A statue of Queen Victoria outside Kensington Palace.

by AMIT ROY THE curator of a new exhibition on Queen Victoria at Kensington Palace, Polly Putnam, has been honest about not sanitising the nature of British rule in India. For example, a caption to images of starving Indians taken from the Illustrated London News of 1877 could not be more blunt: “It is clear that British involvement in India was fundamentally exploitative. Food and profits were directed away from India towards Britain, which contributed to famines across the region. Between 1876 and 1878, an estimated 5.5 million people died from hunger in British territories.” “However, Victoria’s relationship with India was a complex one and she had much personal sympathy towards the Indian people,” the caption does add.

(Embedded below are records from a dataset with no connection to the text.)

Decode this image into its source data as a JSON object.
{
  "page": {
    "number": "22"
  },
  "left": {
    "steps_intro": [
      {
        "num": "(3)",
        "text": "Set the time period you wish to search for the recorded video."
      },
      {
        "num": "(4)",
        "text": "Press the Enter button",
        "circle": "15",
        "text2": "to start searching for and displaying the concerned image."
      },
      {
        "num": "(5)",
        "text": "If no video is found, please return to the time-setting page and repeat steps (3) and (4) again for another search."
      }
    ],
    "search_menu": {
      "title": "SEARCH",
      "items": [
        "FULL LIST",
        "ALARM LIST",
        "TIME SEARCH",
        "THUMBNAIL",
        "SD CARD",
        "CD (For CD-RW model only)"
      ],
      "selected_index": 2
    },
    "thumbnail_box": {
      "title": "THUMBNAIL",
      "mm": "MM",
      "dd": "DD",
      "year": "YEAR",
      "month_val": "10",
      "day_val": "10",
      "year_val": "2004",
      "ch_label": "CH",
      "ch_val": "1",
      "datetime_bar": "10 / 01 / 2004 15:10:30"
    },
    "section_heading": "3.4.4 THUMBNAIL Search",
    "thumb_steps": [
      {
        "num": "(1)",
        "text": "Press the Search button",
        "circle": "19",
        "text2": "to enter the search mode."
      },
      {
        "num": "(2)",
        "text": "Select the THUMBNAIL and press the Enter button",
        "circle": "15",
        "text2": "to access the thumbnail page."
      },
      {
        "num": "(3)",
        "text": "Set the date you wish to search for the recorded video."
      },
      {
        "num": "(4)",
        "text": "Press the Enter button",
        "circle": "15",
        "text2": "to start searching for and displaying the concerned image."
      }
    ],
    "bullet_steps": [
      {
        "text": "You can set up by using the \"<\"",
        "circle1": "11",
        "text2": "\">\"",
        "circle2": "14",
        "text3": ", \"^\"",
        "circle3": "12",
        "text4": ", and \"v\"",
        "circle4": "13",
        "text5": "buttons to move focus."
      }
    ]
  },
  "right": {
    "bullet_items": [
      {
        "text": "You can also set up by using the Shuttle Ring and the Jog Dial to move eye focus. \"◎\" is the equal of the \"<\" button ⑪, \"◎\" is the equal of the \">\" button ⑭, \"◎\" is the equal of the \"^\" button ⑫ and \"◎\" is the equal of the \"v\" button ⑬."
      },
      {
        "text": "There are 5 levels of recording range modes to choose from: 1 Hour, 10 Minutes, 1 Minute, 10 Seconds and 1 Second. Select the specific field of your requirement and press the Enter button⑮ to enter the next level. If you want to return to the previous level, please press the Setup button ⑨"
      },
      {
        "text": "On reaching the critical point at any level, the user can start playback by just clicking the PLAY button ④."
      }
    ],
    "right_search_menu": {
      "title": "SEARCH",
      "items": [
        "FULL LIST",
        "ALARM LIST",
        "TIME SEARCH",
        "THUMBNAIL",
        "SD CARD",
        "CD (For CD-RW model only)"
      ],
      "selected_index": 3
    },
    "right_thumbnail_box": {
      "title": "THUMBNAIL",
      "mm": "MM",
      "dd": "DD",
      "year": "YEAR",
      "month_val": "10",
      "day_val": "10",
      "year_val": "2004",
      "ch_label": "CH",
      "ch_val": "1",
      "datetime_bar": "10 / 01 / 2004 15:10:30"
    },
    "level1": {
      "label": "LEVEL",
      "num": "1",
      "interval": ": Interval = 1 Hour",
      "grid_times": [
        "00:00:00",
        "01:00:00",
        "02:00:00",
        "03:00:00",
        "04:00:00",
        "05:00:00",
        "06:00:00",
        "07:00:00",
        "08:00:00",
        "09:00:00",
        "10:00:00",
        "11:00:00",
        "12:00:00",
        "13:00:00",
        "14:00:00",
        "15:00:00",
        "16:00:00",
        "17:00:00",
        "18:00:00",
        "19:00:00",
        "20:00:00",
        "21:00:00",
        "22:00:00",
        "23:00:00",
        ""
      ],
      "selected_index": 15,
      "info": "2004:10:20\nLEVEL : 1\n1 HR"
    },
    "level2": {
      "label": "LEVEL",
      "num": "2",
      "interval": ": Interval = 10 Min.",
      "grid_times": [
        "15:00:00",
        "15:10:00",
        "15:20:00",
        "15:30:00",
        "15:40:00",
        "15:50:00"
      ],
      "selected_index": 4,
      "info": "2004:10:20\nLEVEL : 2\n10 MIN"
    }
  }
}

The exhibition, which opened on May 24, marks the 200th anniversary of Victoria’s birth at Kensington Palace and will run until January 20, 2020. It is in two interlinked parts – Victoria: A Royal Childhood and Victoria: Woman and Crown. The first tells of Victoria’s upbringing until she became queen at the age of 18 in 1837. She was subjected to Kensington Palace rules. “The Princess is not to have her own bedroom; she is to sleep in the same room as her mother, the Duchess (of Kent),” was one rule. “She is not allowed to walk down the stairs unaccompanied,” and “She is to have a simple diet, only eating roast mutton,” were others. Her governess, Baroness Lehzen, introduced the book where Victoria had to describe her own behaviour. Comments that the self-aware royal put down ranged from “good” to “naughty and vulgar” to “Very Very Very Very Horribly Naughty!!!!!” Although her mother’s first language was German, Victoria was brought up as an English girl. She was also taught drawing, and later as Queen, she would sketch not only Maharaja Duleep Singh, but also various Indians to whom she granted an audience. Despite all the rules, she had a much happier childhood than she liked to pretend. The second part of the exhibition tells of her 63-year reign and focuses in part on her relationship with India. Displays include Duleep’s jacket and slippers, and a replica of the uncut Kohinoor diamond and how it came into Victoria’s possession. Also on show is an outfit where the organza and lace had Indian designs. There is a statuette of Munshi Abdul Karim, who came to her from India as a servant but “became her first real Indian friend”. Victoria’s ‘Hindustani’ diary is displayed, with jottings in Urdu. She appealed to Abdul: “Speak to me in Hindustani, speak slowly, that I may understand it as I wish to learn.” The moment she died on January 21, 1901, Abdul was kicked out from his grace and favour home and deported to India. All the letters she had written to him were also burned. What unfolds is the tale of how India became “the jewel in the crown” after control of India was taken away from the East India Company after the Indian uprising of 1857. Although Victoria became Empress of India in 1876, “her interest and involvement with India began years before”. In 1842, she said: “Natives and coloured races should be treated with every kindness and affection as brothers not – as alas! Englishmen too often do – as totally different to ourselves, fit only to be crushed and shot down!” In 1856 she wrote, “I always feel sorry for those poor deposed Indian Princes.” “However, she was happy to wear the Kohinoor diamond… This fabulous jewel was once worn by Maharaja Ranjit Singh, who created the Sikh Empire,” a caption points out. “The brutal deaths of 100,000 Indian and 11,000 British people during the rebellion changed the way India was governed,” visitors learn. “Until that point India was controlled by the privately owned East India Company. After their failure to rule, power in India was transferred to the Crown. “From that moment, Victoria sought out as much information as she could about India. She commissioned photographers and artists to record the country. “Victoria wrote requesting information from anyone she knew in India as she did not want to rely on biased reports from the government. Most importantly, the letters she received from Indian royalty and personal encounters with Maharajah Duleep Sing led to a total fascination with India.”